Predictors of seven-year change in homocysteine concentrations in the Coronary Artery Risk Development in Young Adults (CARDIA) Study

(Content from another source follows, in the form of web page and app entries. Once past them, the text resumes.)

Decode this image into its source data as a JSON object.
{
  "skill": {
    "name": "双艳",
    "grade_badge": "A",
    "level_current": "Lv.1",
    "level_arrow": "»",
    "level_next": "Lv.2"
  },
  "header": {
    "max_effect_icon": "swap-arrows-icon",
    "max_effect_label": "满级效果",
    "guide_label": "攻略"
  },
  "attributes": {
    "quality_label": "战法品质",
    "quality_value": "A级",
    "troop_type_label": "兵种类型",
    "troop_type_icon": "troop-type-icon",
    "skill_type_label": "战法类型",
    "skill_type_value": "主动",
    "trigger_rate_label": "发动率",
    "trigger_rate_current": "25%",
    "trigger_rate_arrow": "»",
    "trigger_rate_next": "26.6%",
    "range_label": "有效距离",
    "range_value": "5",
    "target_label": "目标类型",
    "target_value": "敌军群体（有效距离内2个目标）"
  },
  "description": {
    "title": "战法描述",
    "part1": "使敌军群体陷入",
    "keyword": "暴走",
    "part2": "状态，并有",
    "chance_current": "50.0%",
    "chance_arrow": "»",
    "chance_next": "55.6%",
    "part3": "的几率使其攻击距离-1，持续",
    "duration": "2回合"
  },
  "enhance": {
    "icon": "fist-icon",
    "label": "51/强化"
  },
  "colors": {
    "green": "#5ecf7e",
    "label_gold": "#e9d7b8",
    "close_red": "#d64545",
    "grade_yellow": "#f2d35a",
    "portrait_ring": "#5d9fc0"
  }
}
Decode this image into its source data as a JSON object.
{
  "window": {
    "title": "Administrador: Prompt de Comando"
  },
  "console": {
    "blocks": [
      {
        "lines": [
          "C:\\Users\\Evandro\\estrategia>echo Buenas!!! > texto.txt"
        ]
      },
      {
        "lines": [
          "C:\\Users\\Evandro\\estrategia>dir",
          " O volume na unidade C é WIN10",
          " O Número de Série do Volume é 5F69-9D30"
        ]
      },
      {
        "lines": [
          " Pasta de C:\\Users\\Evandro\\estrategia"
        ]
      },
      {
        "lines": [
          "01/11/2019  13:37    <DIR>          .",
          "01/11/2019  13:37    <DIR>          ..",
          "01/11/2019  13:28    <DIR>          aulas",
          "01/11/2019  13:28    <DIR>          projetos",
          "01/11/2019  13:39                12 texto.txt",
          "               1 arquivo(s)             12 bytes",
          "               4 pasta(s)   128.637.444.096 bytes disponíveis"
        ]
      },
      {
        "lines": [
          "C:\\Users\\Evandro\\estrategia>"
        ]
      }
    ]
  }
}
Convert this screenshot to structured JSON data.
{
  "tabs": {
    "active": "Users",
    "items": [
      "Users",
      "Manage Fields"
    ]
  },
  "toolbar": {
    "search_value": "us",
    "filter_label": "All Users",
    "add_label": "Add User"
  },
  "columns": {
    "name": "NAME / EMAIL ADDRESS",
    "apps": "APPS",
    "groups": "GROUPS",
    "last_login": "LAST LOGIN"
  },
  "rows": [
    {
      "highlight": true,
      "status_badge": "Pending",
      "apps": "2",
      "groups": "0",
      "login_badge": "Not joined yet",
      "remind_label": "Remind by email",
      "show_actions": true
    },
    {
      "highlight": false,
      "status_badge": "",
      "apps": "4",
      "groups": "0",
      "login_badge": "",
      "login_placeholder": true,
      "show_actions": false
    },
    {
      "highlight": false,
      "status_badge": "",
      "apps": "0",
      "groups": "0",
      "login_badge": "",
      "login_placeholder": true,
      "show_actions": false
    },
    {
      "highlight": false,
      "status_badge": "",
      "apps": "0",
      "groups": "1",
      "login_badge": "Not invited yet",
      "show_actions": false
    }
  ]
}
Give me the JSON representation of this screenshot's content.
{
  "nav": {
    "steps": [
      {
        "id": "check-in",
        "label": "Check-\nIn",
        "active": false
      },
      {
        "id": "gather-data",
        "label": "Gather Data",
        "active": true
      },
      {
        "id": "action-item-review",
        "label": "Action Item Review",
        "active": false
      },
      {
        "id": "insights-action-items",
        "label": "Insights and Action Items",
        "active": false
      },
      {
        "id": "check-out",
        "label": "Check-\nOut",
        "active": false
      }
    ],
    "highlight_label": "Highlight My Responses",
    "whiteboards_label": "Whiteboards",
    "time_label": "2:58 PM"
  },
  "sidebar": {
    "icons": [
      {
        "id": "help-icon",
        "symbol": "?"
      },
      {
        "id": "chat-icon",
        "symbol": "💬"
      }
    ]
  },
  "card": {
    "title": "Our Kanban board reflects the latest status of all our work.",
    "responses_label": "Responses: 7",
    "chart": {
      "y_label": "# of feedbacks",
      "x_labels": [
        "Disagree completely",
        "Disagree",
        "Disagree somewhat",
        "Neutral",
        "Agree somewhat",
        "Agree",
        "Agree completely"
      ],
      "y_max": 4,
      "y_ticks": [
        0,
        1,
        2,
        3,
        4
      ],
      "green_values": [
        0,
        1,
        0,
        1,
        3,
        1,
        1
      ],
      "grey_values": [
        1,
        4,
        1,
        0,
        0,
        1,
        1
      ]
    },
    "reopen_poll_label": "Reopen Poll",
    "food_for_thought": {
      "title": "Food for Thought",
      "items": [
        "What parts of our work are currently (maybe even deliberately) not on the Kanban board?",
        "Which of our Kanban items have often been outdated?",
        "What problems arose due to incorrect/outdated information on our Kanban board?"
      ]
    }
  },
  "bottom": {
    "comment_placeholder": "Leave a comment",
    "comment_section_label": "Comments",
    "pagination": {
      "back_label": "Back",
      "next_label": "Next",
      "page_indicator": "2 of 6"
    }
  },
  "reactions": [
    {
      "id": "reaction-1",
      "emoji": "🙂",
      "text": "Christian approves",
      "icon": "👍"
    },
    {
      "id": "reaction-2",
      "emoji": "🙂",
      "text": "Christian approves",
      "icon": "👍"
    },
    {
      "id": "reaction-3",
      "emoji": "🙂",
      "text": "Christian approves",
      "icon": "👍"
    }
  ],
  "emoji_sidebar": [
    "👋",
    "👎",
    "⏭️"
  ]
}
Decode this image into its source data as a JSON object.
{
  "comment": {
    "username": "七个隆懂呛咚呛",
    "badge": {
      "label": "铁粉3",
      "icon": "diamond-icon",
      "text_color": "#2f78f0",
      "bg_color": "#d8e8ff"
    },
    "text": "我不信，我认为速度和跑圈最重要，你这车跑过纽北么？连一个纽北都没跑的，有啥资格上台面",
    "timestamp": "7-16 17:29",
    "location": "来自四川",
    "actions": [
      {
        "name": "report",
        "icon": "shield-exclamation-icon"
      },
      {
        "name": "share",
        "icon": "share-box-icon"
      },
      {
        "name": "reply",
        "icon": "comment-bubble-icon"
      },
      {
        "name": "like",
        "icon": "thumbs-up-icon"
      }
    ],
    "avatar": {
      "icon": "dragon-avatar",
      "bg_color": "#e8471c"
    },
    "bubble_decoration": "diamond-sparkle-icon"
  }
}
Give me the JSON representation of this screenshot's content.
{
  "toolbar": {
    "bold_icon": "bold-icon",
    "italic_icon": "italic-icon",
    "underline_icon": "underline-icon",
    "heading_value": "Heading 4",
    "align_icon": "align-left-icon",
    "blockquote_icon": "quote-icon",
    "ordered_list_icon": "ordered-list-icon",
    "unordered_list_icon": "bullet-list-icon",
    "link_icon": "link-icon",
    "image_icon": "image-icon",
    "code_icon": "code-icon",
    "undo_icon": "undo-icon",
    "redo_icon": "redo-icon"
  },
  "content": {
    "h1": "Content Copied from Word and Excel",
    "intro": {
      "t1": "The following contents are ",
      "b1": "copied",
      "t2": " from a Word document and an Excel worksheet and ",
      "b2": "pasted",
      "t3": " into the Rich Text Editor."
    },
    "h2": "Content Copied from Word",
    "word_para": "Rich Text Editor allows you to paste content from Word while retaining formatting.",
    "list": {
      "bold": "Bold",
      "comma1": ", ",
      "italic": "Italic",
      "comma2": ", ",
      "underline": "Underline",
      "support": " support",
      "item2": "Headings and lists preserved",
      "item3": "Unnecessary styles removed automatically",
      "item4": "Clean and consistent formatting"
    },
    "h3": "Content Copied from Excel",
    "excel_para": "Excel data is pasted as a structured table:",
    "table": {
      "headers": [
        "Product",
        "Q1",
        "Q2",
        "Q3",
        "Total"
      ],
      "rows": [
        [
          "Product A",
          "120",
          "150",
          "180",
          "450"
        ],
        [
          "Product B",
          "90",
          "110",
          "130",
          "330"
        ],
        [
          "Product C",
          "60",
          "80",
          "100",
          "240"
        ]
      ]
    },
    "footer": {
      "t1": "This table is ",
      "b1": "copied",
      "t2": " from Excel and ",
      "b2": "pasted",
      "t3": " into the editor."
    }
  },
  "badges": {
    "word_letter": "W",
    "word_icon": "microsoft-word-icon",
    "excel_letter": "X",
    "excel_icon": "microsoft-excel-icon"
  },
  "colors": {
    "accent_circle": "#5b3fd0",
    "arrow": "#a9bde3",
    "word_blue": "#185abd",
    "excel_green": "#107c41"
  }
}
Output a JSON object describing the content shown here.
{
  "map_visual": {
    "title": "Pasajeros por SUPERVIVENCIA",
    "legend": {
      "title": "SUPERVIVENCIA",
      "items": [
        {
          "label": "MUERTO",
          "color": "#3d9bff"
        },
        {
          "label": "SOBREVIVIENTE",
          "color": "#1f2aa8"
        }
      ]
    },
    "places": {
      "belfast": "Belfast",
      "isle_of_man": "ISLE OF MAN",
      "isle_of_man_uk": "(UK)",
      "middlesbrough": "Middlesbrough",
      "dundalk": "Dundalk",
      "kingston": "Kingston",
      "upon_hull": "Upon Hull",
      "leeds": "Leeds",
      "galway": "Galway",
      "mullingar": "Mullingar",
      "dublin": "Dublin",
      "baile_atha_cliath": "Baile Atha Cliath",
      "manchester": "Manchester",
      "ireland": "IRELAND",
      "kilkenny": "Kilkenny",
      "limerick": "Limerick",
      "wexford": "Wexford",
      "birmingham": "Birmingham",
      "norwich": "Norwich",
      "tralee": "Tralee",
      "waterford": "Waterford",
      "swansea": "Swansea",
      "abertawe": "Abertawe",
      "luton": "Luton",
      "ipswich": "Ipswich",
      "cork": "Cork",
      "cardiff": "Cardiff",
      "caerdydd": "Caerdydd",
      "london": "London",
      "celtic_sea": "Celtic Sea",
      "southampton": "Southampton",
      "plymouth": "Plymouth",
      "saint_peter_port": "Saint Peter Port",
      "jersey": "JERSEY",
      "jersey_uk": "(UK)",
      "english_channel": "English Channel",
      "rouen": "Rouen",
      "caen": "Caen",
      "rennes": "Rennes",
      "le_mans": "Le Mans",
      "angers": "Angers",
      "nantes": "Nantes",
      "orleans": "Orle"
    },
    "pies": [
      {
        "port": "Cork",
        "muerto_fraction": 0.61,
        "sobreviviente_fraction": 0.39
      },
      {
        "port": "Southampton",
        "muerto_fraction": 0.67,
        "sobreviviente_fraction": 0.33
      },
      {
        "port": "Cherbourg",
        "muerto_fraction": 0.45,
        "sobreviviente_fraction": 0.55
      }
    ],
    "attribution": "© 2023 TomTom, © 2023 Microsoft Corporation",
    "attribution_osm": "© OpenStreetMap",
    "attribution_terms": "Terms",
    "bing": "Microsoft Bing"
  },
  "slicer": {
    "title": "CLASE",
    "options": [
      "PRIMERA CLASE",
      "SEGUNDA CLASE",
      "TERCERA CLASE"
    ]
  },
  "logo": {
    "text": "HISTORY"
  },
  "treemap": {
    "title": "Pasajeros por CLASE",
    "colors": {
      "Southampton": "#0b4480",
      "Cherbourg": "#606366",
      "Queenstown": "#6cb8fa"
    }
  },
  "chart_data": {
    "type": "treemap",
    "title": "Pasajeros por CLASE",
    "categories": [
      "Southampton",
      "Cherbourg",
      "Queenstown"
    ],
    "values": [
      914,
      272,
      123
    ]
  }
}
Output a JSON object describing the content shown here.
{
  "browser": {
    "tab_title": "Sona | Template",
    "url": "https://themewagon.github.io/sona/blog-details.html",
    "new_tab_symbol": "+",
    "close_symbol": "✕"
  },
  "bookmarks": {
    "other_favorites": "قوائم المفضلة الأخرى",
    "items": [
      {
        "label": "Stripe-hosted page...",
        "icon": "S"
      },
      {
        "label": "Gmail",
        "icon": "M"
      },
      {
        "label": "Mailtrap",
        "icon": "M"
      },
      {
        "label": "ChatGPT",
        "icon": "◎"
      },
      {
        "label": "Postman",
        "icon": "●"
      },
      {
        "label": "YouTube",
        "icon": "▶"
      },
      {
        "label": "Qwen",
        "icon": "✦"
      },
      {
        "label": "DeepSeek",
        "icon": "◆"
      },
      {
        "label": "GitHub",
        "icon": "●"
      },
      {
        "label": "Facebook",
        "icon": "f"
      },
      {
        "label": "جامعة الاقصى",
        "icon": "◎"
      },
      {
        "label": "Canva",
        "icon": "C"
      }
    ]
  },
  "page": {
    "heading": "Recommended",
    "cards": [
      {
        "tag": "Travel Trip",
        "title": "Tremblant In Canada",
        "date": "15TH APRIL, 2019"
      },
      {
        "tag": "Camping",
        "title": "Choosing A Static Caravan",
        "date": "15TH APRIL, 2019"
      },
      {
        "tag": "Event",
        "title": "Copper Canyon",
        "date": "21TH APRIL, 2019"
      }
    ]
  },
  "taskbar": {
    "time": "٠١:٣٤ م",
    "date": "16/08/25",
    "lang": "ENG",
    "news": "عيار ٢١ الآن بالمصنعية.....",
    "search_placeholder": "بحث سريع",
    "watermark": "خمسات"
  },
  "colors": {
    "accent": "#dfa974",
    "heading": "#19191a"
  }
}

While blood level of total homocysteine (tHcy) is inversely related to folate intake in cross-sectional studies, few prospective studies have examined changes in tHcy, folate intake, and cardiovascular disease (CVD) risk factors. Serum tHcy was measured on 755 18-30 year old participants in the Coronary Artery Risk Development in Young Adults (CARDIA) Study using stored samples from 1985-86 (baseline) and 1992-93 (Year 7), collected prior to food fortification with folic acid. Geometric mean tHcy did not differ by race at baseline (p>0.05). However by Year 7, mean tHcy was higher in blacks than whites (14.3, 13.3, 11.9, 10.9 μmol/L in black men, white men, black women, white women, respectively; p=0.001). Arithmetic mean change in tHcy differed from zero among blacks (1.3-1.4 μmol/L; p<0.001) but not among whites ( -0.3-0.2 μmol/L). Mean folate intake (from diet and supplements) at baseline was higher among whites than blacks within each sex (384, 439, 291, 349 μg, respectively; p=0.001). Although mean folate intake increased in all groups by Year 7, intake was higher among black than white men but the reverse was found among women (517, 496, 339, 421 μg; p for interaction=0.002). In multivariate models, change in tHcy was associated inversely with change in total folate intake in all race-sex groups; changes in smoking status among black men, in serum cholesterol level among whites, and in body mass index among white men were also independent predictors. Thus, tHcy increased over 7 years in blacks by 1.3-1.4 μmol/L (about 1 s.d.) on average, despite increases in folate intake. Changes in CVD risk factor status may help explain this contradictory finding.